There are many addictions out there, and each with their own labyrinth of symptoms and problems to navigate when it comes to tackling them. One of the many out there that affects almost 35 million Americans is smoking. This time on the Direct2Recovery blog, we wanted to talk about smoking, answer some common questions, and give common strategies to help anyone fighting the Good Fight.
What is Nicotine Withdrawal Like Exactly?
As with any other kind of withdrawal, it’s the physical, mental, and emotional effects of your body trying to adapt again. After sustained use and developing a dependency (addiction) on a substance your body has changed the way it operates, what it relies on, and expects. When you change that your body doesn’t appreciate it right away and needs time to work through it. Think of any time you’ve tried to cut something out of your diet as an example. It’s like that.
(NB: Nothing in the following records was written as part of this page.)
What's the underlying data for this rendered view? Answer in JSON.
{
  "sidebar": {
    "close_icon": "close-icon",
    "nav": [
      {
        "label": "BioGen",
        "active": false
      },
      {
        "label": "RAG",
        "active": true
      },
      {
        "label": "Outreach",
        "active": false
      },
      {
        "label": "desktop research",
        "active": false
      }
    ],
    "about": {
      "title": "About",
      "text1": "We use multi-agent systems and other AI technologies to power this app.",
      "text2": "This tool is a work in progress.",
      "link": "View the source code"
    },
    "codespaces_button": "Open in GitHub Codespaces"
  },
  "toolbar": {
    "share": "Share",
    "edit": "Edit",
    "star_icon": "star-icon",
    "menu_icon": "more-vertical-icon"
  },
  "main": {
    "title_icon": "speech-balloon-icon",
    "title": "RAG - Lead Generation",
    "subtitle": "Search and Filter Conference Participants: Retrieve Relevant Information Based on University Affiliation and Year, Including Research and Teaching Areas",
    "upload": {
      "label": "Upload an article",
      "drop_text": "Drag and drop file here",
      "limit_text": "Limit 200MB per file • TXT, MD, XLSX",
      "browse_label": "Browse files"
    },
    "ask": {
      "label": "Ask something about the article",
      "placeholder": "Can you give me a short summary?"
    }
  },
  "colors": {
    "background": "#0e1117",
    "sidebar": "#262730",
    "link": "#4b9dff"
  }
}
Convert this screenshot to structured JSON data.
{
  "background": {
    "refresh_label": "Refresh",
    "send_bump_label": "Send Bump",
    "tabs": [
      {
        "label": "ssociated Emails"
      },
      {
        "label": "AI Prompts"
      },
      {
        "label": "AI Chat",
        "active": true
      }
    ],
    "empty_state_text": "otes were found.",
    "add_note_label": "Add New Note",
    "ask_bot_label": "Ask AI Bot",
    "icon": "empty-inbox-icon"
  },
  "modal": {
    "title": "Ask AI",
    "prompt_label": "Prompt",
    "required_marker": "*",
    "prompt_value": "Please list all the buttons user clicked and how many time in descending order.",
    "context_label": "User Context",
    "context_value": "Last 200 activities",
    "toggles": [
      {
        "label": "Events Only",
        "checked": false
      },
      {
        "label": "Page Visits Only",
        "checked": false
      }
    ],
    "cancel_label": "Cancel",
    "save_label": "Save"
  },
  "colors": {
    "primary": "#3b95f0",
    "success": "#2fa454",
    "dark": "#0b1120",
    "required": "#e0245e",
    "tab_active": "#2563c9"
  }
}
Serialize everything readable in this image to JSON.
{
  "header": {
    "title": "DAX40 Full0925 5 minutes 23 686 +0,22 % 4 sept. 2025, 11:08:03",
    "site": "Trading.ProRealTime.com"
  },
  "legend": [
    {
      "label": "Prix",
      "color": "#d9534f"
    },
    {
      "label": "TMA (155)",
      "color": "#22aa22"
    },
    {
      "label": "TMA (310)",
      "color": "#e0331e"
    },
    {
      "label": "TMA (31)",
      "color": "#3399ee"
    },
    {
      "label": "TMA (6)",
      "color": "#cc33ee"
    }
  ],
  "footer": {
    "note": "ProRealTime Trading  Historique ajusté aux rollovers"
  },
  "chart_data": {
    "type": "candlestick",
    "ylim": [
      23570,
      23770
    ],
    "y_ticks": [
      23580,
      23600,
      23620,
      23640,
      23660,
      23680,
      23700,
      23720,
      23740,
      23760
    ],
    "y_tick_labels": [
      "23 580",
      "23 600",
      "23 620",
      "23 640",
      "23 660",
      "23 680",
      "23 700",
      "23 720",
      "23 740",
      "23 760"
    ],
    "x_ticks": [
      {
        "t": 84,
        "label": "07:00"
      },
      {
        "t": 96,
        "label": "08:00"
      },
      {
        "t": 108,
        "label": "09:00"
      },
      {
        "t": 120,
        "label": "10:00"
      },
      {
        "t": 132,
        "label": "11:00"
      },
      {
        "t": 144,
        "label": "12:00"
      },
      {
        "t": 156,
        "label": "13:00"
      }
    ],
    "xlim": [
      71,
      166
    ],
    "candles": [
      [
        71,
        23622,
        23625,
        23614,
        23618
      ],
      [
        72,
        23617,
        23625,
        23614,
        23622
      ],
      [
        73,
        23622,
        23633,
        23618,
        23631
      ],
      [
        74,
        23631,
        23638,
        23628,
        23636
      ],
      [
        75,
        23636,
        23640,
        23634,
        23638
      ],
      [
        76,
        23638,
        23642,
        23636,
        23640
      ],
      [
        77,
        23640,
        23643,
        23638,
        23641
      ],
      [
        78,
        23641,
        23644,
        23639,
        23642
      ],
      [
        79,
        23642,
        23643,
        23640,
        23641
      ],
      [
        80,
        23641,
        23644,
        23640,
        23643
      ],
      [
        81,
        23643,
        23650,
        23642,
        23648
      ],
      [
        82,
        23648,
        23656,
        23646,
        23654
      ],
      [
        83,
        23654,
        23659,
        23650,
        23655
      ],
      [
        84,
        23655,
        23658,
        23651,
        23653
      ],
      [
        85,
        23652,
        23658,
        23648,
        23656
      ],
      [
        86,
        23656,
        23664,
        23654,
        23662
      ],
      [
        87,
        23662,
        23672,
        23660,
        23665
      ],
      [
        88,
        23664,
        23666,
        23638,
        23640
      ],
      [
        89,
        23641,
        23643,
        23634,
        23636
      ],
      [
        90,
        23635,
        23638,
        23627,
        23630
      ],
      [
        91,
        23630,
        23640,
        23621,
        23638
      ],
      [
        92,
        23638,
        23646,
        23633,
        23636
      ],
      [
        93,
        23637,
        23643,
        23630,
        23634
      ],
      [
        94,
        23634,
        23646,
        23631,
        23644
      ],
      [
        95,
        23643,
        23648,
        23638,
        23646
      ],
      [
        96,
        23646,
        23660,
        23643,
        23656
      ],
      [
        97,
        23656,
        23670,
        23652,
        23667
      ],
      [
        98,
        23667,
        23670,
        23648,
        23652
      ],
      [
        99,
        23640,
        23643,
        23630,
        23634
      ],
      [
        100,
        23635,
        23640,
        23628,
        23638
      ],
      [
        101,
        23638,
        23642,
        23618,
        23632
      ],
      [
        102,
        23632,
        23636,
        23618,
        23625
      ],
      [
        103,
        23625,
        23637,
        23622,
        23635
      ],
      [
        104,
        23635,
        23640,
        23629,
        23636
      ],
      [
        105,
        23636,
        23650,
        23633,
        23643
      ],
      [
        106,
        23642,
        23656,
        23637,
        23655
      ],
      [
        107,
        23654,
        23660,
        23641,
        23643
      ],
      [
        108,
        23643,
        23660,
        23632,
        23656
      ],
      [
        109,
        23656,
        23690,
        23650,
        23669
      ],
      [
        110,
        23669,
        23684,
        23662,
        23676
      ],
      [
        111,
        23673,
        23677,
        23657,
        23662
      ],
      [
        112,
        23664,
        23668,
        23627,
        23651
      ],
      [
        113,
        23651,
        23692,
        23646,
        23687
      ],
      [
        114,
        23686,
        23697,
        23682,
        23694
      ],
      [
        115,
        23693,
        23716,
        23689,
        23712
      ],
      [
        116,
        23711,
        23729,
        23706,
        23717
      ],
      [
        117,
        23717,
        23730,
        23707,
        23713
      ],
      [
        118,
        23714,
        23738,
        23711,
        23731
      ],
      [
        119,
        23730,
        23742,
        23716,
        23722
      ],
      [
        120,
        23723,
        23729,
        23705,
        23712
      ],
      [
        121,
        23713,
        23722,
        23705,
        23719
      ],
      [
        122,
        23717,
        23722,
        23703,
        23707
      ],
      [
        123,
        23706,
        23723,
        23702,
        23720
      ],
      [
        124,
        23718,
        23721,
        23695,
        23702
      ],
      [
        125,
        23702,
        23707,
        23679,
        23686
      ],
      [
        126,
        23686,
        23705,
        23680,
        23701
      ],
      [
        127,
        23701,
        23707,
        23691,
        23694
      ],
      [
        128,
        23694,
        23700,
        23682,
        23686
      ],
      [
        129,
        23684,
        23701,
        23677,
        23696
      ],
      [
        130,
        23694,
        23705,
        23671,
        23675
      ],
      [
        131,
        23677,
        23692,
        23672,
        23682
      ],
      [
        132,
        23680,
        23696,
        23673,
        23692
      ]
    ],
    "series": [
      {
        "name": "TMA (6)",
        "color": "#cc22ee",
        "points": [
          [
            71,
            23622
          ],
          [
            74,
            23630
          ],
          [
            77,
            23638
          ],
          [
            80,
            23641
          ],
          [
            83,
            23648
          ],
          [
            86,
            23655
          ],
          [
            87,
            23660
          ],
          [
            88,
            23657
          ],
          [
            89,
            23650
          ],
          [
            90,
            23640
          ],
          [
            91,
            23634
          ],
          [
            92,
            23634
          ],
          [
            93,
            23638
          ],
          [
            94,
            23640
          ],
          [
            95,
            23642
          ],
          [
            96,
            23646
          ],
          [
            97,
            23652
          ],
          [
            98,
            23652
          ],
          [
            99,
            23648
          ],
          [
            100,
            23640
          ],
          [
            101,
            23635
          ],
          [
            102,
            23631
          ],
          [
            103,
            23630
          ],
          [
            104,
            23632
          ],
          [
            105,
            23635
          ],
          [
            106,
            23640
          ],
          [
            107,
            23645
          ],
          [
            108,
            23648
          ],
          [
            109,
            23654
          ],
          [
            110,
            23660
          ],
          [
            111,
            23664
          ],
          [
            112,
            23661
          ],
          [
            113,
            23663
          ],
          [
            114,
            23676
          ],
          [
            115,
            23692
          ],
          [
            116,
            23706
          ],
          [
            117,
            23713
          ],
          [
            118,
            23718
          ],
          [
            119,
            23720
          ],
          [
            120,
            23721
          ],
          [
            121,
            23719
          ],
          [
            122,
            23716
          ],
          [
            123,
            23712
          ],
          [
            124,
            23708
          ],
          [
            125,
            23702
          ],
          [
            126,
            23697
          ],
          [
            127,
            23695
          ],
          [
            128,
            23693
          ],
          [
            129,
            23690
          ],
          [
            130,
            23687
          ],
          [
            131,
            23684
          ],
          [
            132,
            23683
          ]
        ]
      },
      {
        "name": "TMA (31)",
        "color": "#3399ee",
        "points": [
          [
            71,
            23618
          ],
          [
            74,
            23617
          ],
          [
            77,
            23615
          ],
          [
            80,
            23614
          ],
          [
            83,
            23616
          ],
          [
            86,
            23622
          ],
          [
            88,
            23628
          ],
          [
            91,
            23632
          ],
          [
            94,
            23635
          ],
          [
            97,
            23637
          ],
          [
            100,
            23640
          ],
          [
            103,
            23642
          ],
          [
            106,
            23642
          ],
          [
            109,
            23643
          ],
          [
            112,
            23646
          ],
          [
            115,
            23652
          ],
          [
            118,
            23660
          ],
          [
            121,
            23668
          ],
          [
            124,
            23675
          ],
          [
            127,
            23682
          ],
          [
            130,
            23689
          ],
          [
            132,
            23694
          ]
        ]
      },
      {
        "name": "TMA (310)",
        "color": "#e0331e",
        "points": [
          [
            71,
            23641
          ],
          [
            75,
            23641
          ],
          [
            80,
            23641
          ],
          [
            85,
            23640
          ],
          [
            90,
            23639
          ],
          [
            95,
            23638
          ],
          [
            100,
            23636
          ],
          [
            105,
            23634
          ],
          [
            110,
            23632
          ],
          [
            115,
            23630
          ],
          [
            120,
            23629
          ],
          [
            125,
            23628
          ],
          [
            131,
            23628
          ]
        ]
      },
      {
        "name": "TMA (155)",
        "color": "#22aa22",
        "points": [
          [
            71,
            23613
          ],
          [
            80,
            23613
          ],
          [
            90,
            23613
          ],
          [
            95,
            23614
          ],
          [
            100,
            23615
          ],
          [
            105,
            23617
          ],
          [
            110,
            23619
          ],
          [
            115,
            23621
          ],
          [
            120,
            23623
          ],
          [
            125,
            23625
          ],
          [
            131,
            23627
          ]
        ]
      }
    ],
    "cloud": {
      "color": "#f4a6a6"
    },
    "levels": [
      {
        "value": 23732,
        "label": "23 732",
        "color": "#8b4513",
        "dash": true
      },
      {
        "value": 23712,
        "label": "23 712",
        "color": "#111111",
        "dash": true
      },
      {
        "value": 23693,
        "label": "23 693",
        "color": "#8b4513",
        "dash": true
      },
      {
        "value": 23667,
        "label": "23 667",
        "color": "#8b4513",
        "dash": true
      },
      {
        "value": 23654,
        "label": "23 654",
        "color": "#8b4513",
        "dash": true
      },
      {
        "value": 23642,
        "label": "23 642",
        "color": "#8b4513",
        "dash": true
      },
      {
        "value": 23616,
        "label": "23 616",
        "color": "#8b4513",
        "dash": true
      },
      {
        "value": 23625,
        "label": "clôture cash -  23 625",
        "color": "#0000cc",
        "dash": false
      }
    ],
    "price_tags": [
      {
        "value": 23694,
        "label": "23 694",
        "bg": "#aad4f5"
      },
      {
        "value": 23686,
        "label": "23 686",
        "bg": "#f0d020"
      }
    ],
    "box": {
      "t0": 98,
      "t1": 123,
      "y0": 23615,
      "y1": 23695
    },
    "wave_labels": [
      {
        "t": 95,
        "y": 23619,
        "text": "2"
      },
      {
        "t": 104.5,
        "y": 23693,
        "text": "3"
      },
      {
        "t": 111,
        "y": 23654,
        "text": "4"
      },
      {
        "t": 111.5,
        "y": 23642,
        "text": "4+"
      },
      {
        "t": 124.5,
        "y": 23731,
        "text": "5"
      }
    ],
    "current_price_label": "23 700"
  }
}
For not being considered a drug, nicotine is surprisingly powerful and the effects it has on your body take root after just a few weeks of smoking. The first several days to a week, are going to be the worst. That’s the time period when the nicotine is being cleared out of your system and your body will react with headaches, insomnia, and cravings.
If you are able to get over that immediate hurdle you’ll be able to get past the physical symptoms. The emotional and mental work will still be ahead of you but with time you can break through those symptoms as well.
What are the Physical Nicotine Withdrawal Symptoms
Withdrawal can be a range of different symptoms for many different people. Everyone is different and their health and history with smoking can mean the withdrawal develops in different capacities. Generally, someone quitting smoking can expect some variation of these symptoms:
An increased appetite is totally normal while going through withdrawal. Smoking triggers several chemical reactions in the body that typically reduce hunger. Without nicotine to subdue your hunger it will naturally increase. For some people, this looks like craving carbs and sugar (putting on a couple of pounds while quitting). Others will eat more simply to try and pass the time they used to spend smoking. Regardless, the hunger will settle into a more natural state given time.
Of course, the craving for nicotine again will be the biggest symptom you will have to deal with the longest. A craving is an overwhelming emotional experience that tries to take control and seek out a result or engage in certain behavior. But cravings pass! Nicotine cravings will come and go, typically lasting only 15 to 20 minutes.
Note: Fighting cravings will likely be the hardest part of going through withdrawal. You’ll need to discover what triggers your cravings and how best to avoid them or get through them without smoking. Some people find it hardest to fight cravings when they are drinking alcohol or around others that are smoking.Understand that these cravings are just a part of quitting smoking, be mindful of what triggers them.
Fatigue, Restlessness, and Insomnia
One of the key features of nicotine is how it works as a stimulant. That means it perks you up, with every cigarette being another dose of that same stimulant it keeps you running high. When you kick smoking, the lack of nicotine in your body will likely cause you to feel tired.
Unfortunately, withdrawal also occasionally takes the form of restlessness or insomnia. These three symptoms combined are tough, but this too will pass.
The body is a natural cleaning and maintaining system, however when it is constantly being subjected to outside chemicals such as nicotine, it has a hard time performing those necessary duties. When you’ve stopped smoking, your respiratory system specifically can start trying to clear itself out from the built-up crud and damage. A cough is likely and may last weeks as your body does it’s best to repair.
Headaches and Dizziness
Typically mild, headaches and dizzy bouts are usually the first symptoms to show and the first to taper off.
Tobacco and nicotine specifically have an effect on the digestive tract and when that chemical changes the behavior or of your digestive tract can change with it. Constipation is a common and unpleasant side effect for the first month or so.
This topic is quickly growing longer than we expected it to so we’ll continue the discussion of nicotine withdrawal and quitting smoking more next time on the blog. Until then remember that these symptoms are temporary and so long as you stay committed to your course you will after some weeks come out the other end healthier and happier.